Hospitalizing people with mental illness who aren’t harming anyone reverses the 50-year trend of “deinstitutionalization.” For centuries in Europe and North America, people in with mental illness were often confined against their will to “institutions,” also called “asylums.” These places were known for deplorable conditions and didn’t provide any actual treatment, just long term forced confinement.
We’ve moved away from this system over the past several decades, with an increased focus on community-based treatment. Unfortunately, the present situation isn’t perfect either as thousands of people in cities across our country go homeless and mental illness goes untreated.
An exploding homeless population
Mayor Adams has couched his push as a “moral obligation” to help people. However, many people question that his motivation may be more political than caring. Many of Adams’ campaign promises focused on reducing homelessness, but critics say this is a simplistic approach to a complex issue.
Homelessness in NYC is at its highest rate since the Great Depression of the 1930s. At least 3,400 people sleep outside every night, though many sources say that number is a gross underestimate. Roughly 64,000 people sleep in shelters every night.
Homelessness, mental illness, and violence
Violent events involving people who are homeless and mentally ill wrongly reinforce the idea that these people are dangerous. The most salient story of this year was when a homeless man with schizophrenia pushed a woman, Michelle Go, in front of a moving subway train. She died of her injuries.
The extremely rare stories like this are incredibly prominent in the news, but they don’t accurately reflect reality. Much of the homeless population suffers from mental illness, and the vast majority of people with mental illness are not violent and not a danger to themselves or others. We’ve addressed these relationships before in depth.
The truth is that people with mental illness are much more likely to be the victims of violent crime than they are commit those crimes. In fact, 22 homeless people were murdered in 2021 in New York City. Homeless New Yorkers made up almost 5% of all murder victims despite making up only 0.04% of the city’s population.
Homeless encampment sweeps
Soon after Eric Adams came into office, the authorities began performing thousands of “sweeps” where police and sanitation workers clear out homeless encampments. The mayor’s office claims that these sweeps help get people into shelters, but homeless advocates disagree.
Only 115 people have gone from the street to the shelter due to these sweeps this year.
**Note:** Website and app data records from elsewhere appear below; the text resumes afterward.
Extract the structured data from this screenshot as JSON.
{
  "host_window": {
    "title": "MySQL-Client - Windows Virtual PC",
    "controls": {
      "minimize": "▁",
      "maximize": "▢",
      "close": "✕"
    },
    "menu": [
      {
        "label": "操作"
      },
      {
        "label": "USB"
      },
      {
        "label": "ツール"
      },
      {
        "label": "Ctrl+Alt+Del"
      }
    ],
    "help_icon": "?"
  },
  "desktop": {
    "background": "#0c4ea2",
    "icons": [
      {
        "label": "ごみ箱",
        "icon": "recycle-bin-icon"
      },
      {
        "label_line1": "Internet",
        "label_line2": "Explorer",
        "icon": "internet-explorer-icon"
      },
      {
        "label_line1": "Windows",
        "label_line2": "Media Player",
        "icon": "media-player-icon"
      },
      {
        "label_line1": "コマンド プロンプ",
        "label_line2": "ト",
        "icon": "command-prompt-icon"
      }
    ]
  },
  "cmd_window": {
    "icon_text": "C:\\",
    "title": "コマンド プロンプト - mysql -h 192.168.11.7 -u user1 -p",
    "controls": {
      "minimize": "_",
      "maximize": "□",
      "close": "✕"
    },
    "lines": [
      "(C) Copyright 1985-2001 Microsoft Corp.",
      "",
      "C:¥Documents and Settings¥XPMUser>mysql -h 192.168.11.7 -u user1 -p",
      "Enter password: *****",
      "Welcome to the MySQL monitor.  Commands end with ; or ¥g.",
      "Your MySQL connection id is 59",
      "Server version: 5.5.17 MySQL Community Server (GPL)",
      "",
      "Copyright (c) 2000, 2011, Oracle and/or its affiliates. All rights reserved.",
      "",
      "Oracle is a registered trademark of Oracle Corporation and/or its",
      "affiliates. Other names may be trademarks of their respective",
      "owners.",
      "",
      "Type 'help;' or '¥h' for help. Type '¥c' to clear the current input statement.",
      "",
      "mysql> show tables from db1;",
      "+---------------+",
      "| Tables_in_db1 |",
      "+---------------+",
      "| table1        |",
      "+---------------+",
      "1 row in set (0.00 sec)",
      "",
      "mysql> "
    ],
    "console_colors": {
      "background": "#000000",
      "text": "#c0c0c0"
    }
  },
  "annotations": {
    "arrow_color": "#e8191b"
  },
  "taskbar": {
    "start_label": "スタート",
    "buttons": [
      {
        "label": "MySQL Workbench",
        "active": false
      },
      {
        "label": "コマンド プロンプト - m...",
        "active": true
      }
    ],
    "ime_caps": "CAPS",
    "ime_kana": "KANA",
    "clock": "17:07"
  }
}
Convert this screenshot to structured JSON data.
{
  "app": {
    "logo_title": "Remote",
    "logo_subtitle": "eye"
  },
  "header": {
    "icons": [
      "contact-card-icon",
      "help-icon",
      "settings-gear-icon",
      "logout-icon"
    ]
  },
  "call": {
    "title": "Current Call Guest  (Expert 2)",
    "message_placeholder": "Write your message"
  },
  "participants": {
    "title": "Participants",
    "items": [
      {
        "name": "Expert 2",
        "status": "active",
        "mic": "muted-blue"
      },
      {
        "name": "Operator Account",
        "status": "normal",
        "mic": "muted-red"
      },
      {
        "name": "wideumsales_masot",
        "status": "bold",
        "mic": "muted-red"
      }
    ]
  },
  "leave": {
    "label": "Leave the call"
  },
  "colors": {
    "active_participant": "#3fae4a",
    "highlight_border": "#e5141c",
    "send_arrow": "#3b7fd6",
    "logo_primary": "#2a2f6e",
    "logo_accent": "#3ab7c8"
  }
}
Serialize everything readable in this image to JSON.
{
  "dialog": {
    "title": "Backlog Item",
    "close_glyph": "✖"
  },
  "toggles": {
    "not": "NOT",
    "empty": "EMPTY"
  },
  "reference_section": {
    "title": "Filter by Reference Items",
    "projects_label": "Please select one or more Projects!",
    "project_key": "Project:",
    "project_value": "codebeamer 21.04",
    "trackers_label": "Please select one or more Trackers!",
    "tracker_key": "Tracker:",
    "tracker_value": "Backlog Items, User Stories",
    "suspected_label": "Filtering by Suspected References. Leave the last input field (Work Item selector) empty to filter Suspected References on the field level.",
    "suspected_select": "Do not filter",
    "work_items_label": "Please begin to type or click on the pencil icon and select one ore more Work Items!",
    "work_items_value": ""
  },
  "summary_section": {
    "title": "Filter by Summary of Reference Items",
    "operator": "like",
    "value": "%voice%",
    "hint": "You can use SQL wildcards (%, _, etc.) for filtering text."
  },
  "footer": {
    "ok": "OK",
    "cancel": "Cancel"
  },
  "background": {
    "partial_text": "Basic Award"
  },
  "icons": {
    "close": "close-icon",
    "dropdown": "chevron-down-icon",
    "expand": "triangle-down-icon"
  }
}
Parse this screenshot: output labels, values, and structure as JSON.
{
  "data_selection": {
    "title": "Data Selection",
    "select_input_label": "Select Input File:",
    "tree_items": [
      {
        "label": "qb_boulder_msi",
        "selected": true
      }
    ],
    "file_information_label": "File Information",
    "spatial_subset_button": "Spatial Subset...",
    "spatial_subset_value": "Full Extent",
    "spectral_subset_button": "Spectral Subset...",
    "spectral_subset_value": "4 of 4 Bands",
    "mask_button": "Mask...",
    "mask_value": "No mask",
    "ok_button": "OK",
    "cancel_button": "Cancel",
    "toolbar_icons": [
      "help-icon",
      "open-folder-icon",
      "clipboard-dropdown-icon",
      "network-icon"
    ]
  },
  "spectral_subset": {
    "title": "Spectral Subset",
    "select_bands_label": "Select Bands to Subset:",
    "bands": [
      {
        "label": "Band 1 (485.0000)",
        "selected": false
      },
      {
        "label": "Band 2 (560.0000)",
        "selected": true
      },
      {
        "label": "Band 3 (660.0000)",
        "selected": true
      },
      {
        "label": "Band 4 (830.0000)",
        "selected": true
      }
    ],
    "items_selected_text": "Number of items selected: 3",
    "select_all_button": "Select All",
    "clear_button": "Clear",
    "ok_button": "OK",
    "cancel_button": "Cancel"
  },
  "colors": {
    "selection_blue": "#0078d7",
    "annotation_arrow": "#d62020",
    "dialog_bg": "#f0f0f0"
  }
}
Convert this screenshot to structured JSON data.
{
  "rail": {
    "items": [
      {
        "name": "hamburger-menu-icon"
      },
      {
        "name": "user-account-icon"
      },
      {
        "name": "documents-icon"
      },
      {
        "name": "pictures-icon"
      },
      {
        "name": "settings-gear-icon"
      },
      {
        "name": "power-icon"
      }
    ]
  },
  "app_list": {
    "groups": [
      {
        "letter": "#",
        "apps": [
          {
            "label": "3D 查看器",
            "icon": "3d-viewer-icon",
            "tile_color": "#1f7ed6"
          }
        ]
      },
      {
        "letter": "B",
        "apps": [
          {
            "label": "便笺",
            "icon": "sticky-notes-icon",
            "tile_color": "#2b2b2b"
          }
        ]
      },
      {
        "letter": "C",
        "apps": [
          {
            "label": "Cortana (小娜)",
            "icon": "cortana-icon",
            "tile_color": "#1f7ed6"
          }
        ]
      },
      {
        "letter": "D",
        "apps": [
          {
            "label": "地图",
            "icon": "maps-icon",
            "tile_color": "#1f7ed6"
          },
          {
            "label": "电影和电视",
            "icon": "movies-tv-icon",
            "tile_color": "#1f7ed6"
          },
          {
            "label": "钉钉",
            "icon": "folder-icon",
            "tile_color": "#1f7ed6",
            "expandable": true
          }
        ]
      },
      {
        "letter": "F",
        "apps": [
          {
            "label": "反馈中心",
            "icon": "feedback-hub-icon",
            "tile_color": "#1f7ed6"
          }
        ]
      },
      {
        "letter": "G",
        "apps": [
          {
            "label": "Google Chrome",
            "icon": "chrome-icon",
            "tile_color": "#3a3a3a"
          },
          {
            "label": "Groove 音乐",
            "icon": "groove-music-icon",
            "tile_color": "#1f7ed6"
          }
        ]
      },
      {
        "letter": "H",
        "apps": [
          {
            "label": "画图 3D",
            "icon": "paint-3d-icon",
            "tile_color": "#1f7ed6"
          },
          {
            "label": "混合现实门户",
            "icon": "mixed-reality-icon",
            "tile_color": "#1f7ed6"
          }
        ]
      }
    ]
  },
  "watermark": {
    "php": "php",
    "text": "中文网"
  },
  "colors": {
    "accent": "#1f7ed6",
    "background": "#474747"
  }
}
Over 95% of people caught in the sweeps just pick up their things and move to the next spot, only to be pushed out of that new location soon after.
Even worse, advocates say these sweeps damage trust between social services workers and homeless and mentally ill people. Many people who live and sleep on the streets feel unsafe in shelters. There were 1,425 incidents of violence, 588 sexual assaults, and 1,093 overdoses in shelters in 2021. It’s no wonder many people choose the streets over the shelters.
Political posturing vs. a moral quest
Given this situation, how can supporters of Adams’ new policy expect people to want to be in these shelters? This policy operates under a new definition of what it means to be a “danger” to oneself. Yes, sleeping on the street is dangerous, but it seems that shelters are dangerous, too. Is it really a sign of mental illness not to want to be in a dangerous shelter?
On the flip side, we can take Eric Adams at his word that we, as a wealthy society with abundant resources, do have a moral imperative to help these people. Part of Adams’ plan is to keep these people in a hospital longer, until each person has a solid plan for housing placement and mental health care services.
This addresses a common complaint that, until now, people were discharged from hospitals too soon, leading them to come and go repeatedly. Additionally, Mayor Adams has also committed to building more public housing and to removing barriers to getting people placed.
Not just NYC
This situation is not isolated to New York City, either. Numerous urban areas around our country are facing a similar crisis. Common barriers plague them as well. These include bureaucratic red tape, conflicts with neighbors of public housing and shelters, and funding. Other major cities like Los Angeles and Chicago are not going as far as New York is. However, none seem to have a magic answer to the problem.
The right to be homeless and mentally ill
New York’s action is an experiment, so it begs an important question: Should authorities be able to do this? Yes, it is technically legal, but is it morally right? Surely Adams is correct in one respect, that a country as rich as ours should be able to house and care for homeless and mentally ill people.
But can we force people to accept these resources? Do people have the right to be homeless and mentally ill but reject housing and treatment? Does mental illness change their autonomy? Do we have moral duty to make these people accept help?